- [EXTRACTED ENTRIES]
══════════

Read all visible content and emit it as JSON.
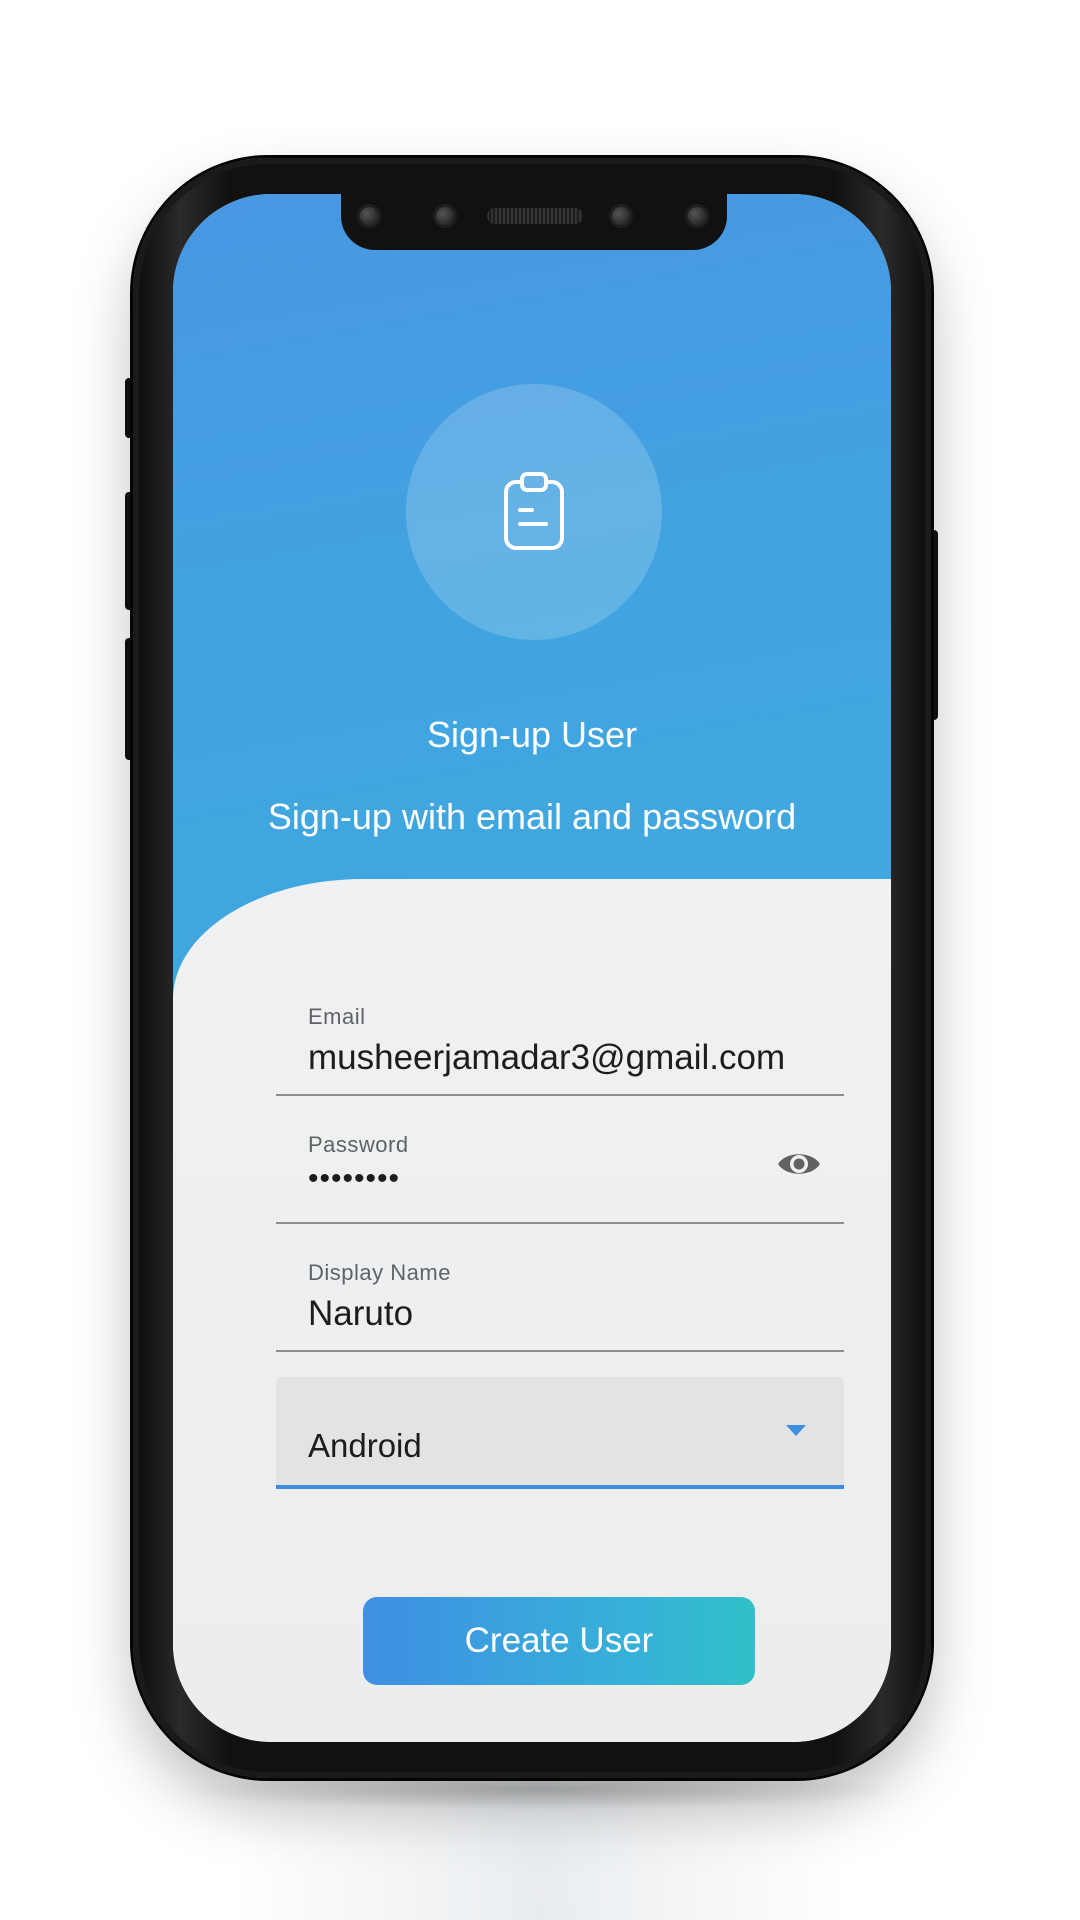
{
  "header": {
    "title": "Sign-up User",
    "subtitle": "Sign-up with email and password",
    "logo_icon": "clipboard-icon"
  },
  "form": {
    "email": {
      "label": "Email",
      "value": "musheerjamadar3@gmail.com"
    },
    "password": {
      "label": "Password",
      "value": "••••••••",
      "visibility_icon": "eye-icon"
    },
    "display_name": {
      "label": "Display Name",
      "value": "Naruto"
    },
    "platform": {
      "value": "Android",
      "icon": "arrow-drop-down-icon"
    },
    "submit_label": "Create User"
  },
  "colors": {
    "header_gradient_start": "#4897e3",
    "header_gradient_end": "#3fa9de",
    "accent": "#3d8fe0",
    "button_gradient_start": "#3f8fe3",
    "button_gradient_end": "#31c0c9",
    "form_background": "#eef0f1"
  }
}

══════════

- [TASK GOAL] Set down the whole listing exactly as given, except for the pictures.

- [FINISHED EXERCISE]
Read all visible content and emit it as JSON.
{
  "header": {
    "title": "Sign-up User",
    "subtitle": "Sign-up with email and password",
    "logo_icon": "clipboard-icon"
  },
  "form": {
    "email": {
      "label": "Email",
      "value": "musheerjamadar3@gmail.com"
    },
    "password": {
      "label": "Password",
      "value": "••••••••",
      "visibility_icon": "eye-icon"
    },
    "display_name": {
      "label": "Display Name",
      "value": "Naruto"
    },
    "platform": {
      "value": "Android",
      "icon": "arrow-drop-down-icon"
    },
    "submit_label": "Create User"
  },
  "colors": {
    "header_gradient_start": "#4897e3",
    "header_gradient_end": "#3fa9de",
    "accent": "#3d8fe0",
    "button_gradient_start": "#3f8fe3",
    "button_gradient_end": "#31c0c9",
    "form_background": "#eef0f1"
  }
}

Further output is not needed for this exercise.